Her palms are slick with sweat, her legs shaking beneath her. Of course, of course He felt her touch. Despite her best effort, she has interrupted His journey, infringed on His time. She is just a woman, a woman who does not deserve this blessing — perhaps she misunderstood what was asked of her. Perhaps – of course!- she should have sought some freedom from her impurity before touching Him. A sacrifice — many sacrifices — offered in the temple…for what can she offer Him now? She has nothing.

He is still looking and she is trembling, but there is nothing to do but confess. Nothing to do but accept whatever the Holy One wills.

She moves forward and falls at His feet. She does not dare look up.

“Master, I am the one. I touched you.” Tears come fierce. “For twelve years, I have been unclean with an issue of blood that no man could heal. I’ve been forgotten by my people, but still I have waited upon the Lord – I knew I must come to You, though I didn’t want to stop You on Your journey — and, Master, I am made whole by one touch of your garment. If I have offended you with my touch, I am sorry – so sorry-” The words can no longer push through the sobs shaking her body.


His voice is low and edged only in compassion. Her nerves still and the tears slow – she looks up. Daughter?

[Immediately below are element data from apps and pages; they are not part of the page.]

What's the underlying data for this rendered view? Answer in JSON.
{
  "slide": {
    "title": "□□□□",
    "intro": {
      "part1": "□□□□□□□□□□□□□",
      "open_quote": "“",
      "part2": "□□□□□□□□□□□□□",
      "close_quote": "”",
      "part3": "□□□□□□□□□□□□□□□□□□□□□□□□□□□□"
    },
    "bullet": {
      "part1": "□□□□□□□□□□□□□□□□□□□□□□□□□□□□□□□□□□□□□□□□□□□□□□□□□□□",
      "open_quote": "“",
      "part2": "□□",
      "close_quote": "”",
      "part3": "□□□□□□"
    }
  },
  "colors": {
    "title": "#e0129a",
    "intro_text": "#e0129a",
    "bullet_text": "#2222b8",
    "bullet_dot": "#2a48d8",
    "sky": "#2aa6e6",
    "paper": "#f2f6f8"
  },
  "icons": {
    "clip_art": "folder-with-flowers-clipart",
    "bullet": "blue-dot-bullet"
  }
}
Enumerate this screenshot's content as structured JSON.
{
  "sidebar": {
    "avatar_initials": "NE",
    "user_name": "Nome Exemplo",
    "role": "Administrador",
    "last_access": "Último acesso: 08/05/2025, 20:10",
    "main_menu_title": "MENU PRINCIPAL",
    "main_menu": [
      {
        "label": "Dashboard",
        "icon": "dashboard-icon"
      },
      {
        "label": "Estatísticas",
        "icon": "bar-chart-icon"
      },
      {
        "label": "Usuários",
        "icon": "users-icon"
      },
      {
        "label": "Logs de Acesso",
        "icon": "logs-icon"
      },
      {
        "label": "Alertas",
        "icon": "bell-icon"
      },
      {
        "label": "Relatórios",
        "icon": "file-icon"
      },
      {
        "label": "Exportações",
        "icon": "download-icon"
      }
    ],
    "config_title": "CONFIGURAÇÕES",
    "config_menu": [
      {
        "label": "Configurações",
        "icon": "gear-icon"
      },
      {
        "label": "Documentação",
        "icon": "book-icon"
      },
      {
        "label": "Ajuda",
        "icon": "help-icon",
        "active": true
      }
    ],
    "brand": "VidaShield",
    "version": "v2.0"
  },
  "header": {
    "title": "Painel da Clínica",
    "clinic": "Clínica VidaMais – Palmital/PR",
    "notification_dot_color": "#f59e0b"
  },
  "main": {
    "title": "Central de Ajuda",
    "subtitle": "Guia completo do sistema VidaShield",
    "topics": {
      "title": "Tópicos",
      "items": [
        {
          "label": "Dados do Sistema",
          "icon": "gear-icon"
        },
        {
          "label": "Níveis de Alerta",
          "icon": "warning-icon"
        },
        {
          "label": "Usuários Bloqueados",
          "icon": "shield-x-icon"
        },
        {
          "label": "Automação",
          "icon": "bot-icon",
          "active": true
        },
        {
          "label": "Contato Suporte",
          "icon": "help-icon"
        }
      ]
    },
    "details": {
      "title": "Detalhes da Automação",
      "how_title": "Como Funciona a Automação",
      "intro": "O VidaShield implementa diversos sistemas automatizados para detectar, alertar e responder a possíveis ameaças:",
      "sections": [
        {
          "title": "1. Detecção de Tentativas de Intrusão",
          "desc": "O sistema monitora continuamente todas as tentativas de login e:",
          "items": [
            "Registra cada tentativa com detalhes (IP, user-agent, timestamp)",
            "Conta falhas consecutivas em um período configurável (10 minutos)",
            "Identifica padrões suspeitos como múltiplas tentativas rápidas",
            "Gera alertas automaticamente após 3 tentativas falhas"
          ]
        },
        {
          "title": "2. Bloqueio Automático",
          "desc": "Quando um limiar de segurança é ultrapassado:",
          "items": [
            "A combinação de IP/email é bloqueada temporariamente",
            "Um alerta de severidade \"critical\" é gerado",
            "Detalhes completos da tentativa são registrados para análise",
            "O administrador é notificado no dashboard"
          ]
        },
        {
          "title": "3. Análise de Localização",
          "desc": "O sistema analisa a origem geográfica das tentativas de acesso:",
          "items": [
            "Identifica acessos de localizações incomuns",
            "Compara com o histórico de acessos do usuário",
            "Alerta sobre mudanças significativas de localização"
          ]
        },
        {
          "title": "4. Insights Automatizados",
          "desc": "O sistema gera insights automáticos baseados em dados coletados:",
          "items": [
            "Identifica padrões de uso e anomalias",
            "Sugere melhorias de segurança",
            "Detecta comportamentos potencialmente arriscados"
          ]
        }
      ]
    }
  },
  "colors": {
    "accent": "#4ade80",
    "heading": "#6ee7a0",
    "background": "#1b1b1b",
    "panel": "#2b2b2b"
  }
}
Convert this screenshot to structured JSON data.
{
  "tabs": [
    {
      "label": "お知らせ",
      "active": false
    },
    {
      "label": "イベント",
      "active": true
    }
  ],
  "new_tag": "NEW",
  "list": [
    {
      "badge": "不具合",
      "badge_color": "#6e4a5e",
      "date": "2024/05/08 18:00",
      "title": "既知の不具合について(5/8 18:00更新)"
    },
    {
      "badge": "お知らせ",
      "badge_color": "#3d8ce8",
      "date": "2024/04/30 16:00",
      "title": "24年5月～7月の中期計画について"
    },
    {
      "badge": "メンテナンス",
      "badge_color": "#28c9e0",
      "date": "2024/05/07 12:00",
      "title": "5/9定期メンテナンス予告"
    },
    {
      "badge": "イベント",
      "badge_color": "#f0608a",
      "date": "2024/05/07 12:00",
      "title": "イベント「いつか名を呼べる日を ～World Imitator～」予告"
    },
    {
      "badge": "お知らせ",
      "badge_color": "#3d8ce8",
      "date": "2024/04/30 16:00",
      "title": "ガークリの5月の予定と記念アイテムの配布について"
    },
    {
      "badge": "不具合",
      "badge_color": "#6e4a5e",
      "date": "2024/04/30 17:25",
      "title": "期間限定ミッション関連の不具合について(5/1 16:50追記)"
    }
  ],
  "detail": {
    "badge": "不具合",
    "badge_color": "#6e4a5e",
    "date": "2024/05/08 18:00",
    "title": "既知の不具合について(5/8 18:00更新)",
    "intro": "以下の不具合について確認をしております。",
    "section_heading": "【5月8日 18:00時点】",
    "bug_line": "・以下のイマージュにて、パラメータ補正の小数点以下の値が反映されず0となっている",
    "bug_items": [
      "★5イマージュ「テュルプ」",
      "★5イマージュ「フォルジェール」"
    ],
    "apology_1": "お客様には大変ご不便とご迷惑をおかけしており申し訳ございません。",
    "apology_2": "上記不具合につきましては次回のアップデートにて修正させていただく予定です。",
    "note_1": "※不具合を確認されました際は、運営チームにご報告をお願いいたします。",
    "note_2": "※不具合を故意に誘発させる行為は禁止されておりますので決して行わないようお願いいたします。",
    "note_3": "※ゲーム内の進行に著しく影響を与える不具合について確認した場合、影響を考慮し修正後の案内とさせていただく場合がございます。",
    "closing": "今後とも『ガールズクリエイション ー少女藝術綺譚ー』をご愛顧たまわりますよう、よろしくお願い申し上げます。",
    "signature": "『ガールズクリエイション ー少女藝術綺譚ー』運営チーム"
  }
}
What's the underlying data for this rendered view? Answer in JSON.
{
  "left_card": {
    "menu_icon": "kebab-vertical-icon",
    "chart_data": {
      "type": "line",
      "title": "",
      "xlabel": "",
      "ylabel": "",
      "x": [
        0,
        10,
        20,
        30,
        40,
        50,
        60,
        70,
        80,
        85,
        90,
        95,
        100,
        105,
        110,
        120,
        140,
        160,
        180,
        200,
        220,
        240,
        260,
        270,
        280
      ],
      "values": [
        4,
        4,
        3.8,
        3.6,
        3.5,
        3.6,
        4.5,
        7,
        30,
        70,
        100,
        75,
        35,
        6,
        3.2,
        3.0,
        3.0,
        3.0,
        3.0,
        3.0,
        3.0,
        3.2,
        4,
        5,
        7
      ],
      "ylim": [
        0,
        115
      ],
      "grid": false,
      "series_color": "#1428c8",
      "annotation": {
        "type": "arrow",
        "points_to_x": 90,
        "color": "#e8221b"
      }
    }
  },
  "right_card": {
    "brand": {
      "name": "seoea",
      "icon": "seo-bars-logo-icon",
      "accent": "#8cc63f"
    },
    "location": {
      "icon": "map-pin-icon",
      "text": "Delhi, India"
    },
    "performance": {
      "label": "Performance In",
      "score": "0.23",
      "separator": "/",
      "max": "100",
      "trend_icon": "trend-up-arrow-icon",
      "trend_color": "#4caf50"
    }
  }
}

“Daughter,” He says again. “Your faith has healed you. Go in peace and be freed from your suffering.”

It has been so long since someone has really looked at her. It has been so long since she has felt like she mattered.

And He is smiling. Smiling, at her – with eyes that know her, with eyes so full of love like she has never before seen.

She couldn’t ask Him to stop — but He stopped, anyway, and He stopped just for her.

At His feet, she lingers, and in His eyes – she sees Truth – she sees the light carried within now standing before her, never to be hidden again.

Her hope, at last – finally – has been fulfilled.

He has changed her story.

All she can do is cry out praise, because something within her knows: He has come to change every story.

He changed her life, this woman who had suffered for so long. He gave her healing, peace of mind…He gave her freedom. Because she believed – because she followed Him – everything changed.

Who am I today? The woman so sure of her need that she will reach out to Jesus and fall at His feet in total dependence upon Him? Or am I a face in the crowd, content to hear of His works but not ready for Him to work in me?

I hope that I am like the unnamed woman, seeking Him always. Never self-sufficient….finding hope only in Him.

What I know for sure is that we will be changed when we reach out to touch Him, believing Him. If our situation doesn’t change, what we hold inside will. He is never too busy, never unavailable. What I know for sure is that even if we don’t feel like we can ask Him to stop for us, He already has.

To Him, she was never unloved. Never forgotten. To Him, never useless. Never hopeless.

And neither are we.

He came into our world to change our story.

We look at this Son and see the God who cannot be seen. We look at this Son and see God’s original purpose in everything created. For everything, absolutely everything, above and below, visible and invisible, rank after rank after rank of angels—everything got started in him and finds its purpose in him. He was there before any of it came into existence and holds it all together right up to this moment. And when it comes to the church, he organizes and holds it together, like a head does a body.

He was supreme in the beginning and—leading the resurrection parade—he is supreme in the end.From beginning to end he’s there, towering far above everything, everyone. So spacious is he, so roomy, that everything of God finds its proper place in him without crowding. Not only that, but all the broken and dislocated pieces of the universe—people and things, animals and atoms—get properly fixed and fit together in vibrant harmonies, all because of his death, his blood that poured down from the cross.

You yourselves are a case study of what he does. At one time you all had your backs turned to God, thinking rebellious thoughts of him, giving him trouble every chance you got. But now, by giving himself completely at the Cross, actually dying for you, Christ brought you over to God’s side and put your lives together, whole and holy in his presence.” ~From Col.1 (MSG)

(This was originally posted in September of 2012)